Just as cities have adopted environmental and wage laws that exceed federal standards, maybe it’s time for local initiatives protecting the integrity of the vote. We’ve been seeing electoral abuses and manipulations since the Bush Administration took power. So we need to insure the Democrats make national electoral protection a priority. But we can also act on a local level.
Though the Democratic surge took back the Senate and House, some ugly actions quite likely shifted several close Congressional races. The poster race for this election’s abuses, appropriately, is in Florida–Katherine Harris’s old Congressional district of Sarasota. Whether through manipulation or error, electronic voting machines in that district logged 18,000 fewer votes in this neck-and-neck race than for governor or senator, and fewer than wholly uncontroversial down-ballot races like the Sarasota Public Hospital Board. Whatever the causes, these votes disappeared in a county that Democrat Christine Jennings carried by 53 percent, and would have likely allowed her to defeat Republican Vern Buchanan.
Harris’s district saw more than just voting machine problems. In the Jennings/Buchanan election, as in more than fifty key races throughout the country, Republicans telephoned voters again and again with automated “robocalls” that led with the name of the Democratic candidate, and then followed with scurrilous attacks. Because voters tend to hang up on these harassing calls as soon as they begin, or delete them from answering systems, many assumed they were coming from the Democrats, and some may have switched their votes in anger. Volunteers all over the country heard people say they were so furious at the presumed source of this harassment they’d never vote for Democratic candidates. As a Venice, Florida, man wrote to the Sarasota Herald Tribune, “So Christine Jennings lost by 368 votes. I think I can tell her why. She should sit at home and have the telephone ring twice a day, at lunch and dinner time, for two or three weeks, and then decide if she should vote for the person doing the calling.”

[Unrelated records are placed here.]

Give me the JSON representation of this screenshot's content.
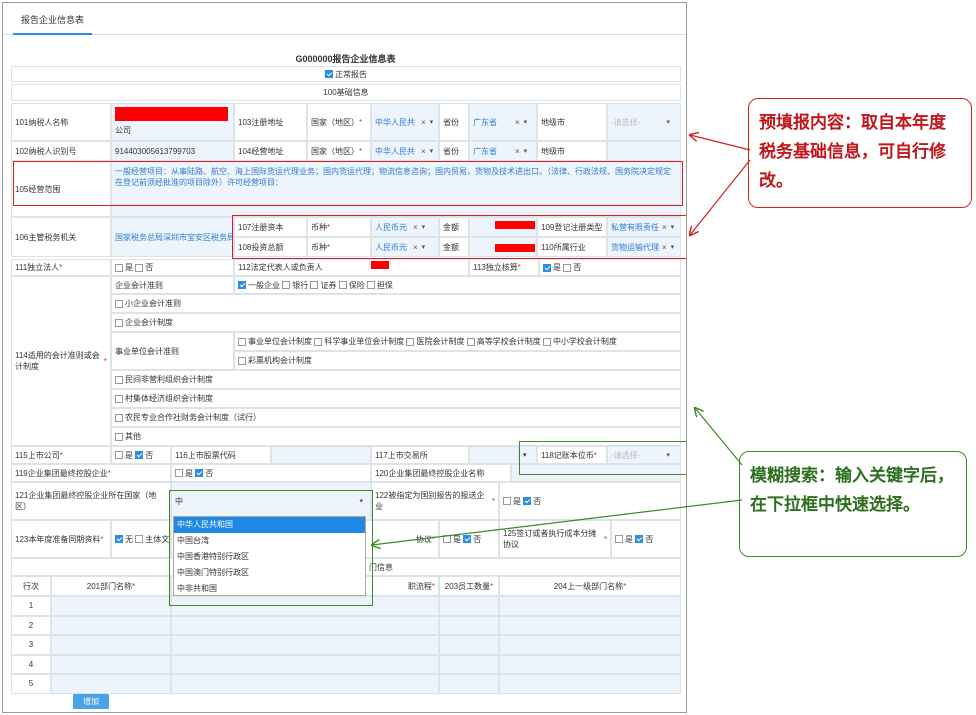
{
  "tab": {
    "label": "报告企业信息表"
  },
  "form_title": "G000000报告企业信息表",
  "normal_report": {
    "label": "正常报告",
    "checked": true
  },
  "section_100": "100基础信息",
  "r101": {
    "label": "101纳税人名称",
    "value_suffix": "公司"
  },
  "r103": {
    "label": "103注册地址",
    "country_label": "国家（地区）",
    "country": "中华人民共",
    "province_label": "省份",
    "province": "广东省",
    "city_label": "地级市",
    "city_placeholder": "-请选择-"
  },
  "r102": {
    "label": "102纳税人识别号",
    "value": "914403005613799703"
  },
  "r104": {
    "label": "104经营地址",
    "country_label": "国家（地区）",
    "country": "中华人民共",
    "province_label": "省份",
    "province": "广东省",
    "city_label": "地级市"
  },
  "r105": {
    "label": "105经营范围",
    "value": "一般经营项目：从事陆路、航空、海上国际货运代理业务；国内货运代理；物流信息咨询；国内贸易，货物及技术进出口。（法律、行政法规、国务院决定规定在登记前须经批准的项目除外）许可经营项目："
  },
  "r106": {
    "label": "106主管税务机关",
    "value": "国家税务总局深圳市宝安区税务局"
  },
  "r107": {
    "label": "107注册资本",
    "currency_label": "币种",
    "currency": "人民币元",
    "amount_label": "金额"
  },
  "r108": {
    "label": "108投资总额",
    "currency_label": "币种",
    "currency": "人民币元",
    "amount_label": "金额"
  },
  "r109": {
    "label": "109登记注册类型",
    "value": "私营有限责任"
  },
  "r110": {
    "label": "110所属行业",
    "value": "货物运输代理"
  },
  "r111": {
    "label": "111独立法人",
    "yes": "是",
    "no": "否"
  },
  "r112": {
    "label": "112法定代表人或负责人"
  },
  "r113": {
    "label": "113独立核算",
    "yes": "是",
    "no": "否"
  },
  "r114": {
    "label": "114适用的会计准则或会计制度",
    "enterprise_std": "企业会计准则",
    "enterprise_opts": [
      "一般企业",
      "银行",
      "证券",
      "保险",
      "担保"
    ],
    "small_std": "小企业会计准则",
    "ent_system": "企业会计制度",
    "institution_label": "事业单位会计准则",
    "institution_opts": [
      "事业单位会计制度",
      "科学事业单位会计制度",
      "医院会计制度",
      "高等学校会计制度",
      "中小学校会计制度"
    ],
    "lottery": "彩票机构会计制度",
    "nonprofit": "民间非营利组织会计制度",
    "village": "村集体经济组织会计制度",
    "farmer": "农民专业合作社财务会计制度（试行）",
    "other": "其他"
  },
  "r115": {
    "label": "115上市公司",
    "yes": "是",
    "no": "否"
  },
  "r116": {
    "label": "116上市股票代码"
  },
  "r117": {
    "label": "117上市交易所"
  },
  "r118": {
    "label": "118记账本位币",
    "placeholder": "-请选择-"
  },
  "r119": {
    "label": "119企业集团最终控股企业",
    "yes": "是",
    "no": "否"
  },
  "r120": {
    "label": "120企业集团最终控股企业名称"
  },
  "r121": {
    "label": "121企业集团最终控股企业所在国家（地区）",
    "input": "中"
  },
  "r122": {
    "label": "122被指定为国别报告的报送企业",
    "yes": "是",
    "no": "否"
  },
  "r123": {
    "label": "123本年度准备同期资料",
    "opt1": "无",
    "opt2": "主体文"
  },
  "r124": {
    "label": "协议",
    "yes": "是",
    "no": "否"
  },
  "r125": {
    "label": "125是否与企业集团签订了成本分摊协议",
    "label_short": "125签订或者执行成本分摊协议",
    "yes": "是",
    "no": "否"
  },
  "dept_section": "门信息",
  "table": {
    "headers": [
      "行次",
      "201部门名称",
      "203员工数量",
      "204上一级部门名称"
    ],
    "h202": "职流程",
    "rows": [
      "1",
      "2",
      "3",
      "4",
      "5"
    ]
  },
  "add_button": "增加",
  "dropdown": {
    "items": [
      "中华人民共和国",
      "中国台湾",
      "中国香港特别行政区",
      "中国澳门特别行政区",
      "中非共和国"
    ],
    "active": 0
  },
  "callout_red": "预填报内容：取自本年度税务基础信息，可自行修改。",
  "callout_green": "模糊搜索：输入关键字后，在下拉框中快速选择。",
  "colors": {
    "accent": "#2b8de6",
    "red_annotation": "#d42020",
    "green_annotation": "#3d8a2a"
  }
}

In Maryland the Democrats won, but Republicans reportedly bused in homeless men from Philadelphia to hand out fliers in black neighborhoods featuring photographs of former Congressman Kweisi Mfume and Prince Georges County executive Jack Johnson. “Ehrlich-Steele Democrats,” proclaimed the flier, and announced: “These Are OUR Choices,” as if Mfume and Johnson had endorsed Republican gubernatorial and senatorial candidates Robert Ehrlich and Michael Steele. Since both Mfume and Johnson unequivocally supported their fellow Democrats, it was a blatant lie, as were the accompanying fliers headlined “Democratic Sample Ballot” with boxes checked in red promoting Ehrlich and Steele.
These weren’t the only abuses. Republican-linked calls in various states gave misleading information on polling locations or told legitimate voters that they were registered in other states and would be arrested if they voted. A letter to Latino voters in Orange County, California, threatened jail to all immigrants who voted, ignoring that many were naturalized citizens. In Tucson, the Mexican American Legal Defense and Educational Fund photographed armed men attempting to prevent Hispanic voters from entering polling places. In Texas, a federal judge stopped Republican Attorney General Greg Abbott from prosecuting thirteen largely elderly Democrats who placed sealed absentee ballots from their friends in mailboxes. The abuses probably weren’t on the level of 2000 or 2004, in part because of major coordinated voter protection efforts where citizens monitored the polls and had lawyers on call for instant intervention. But they were substantial enough to have probably diminished the margin of victory.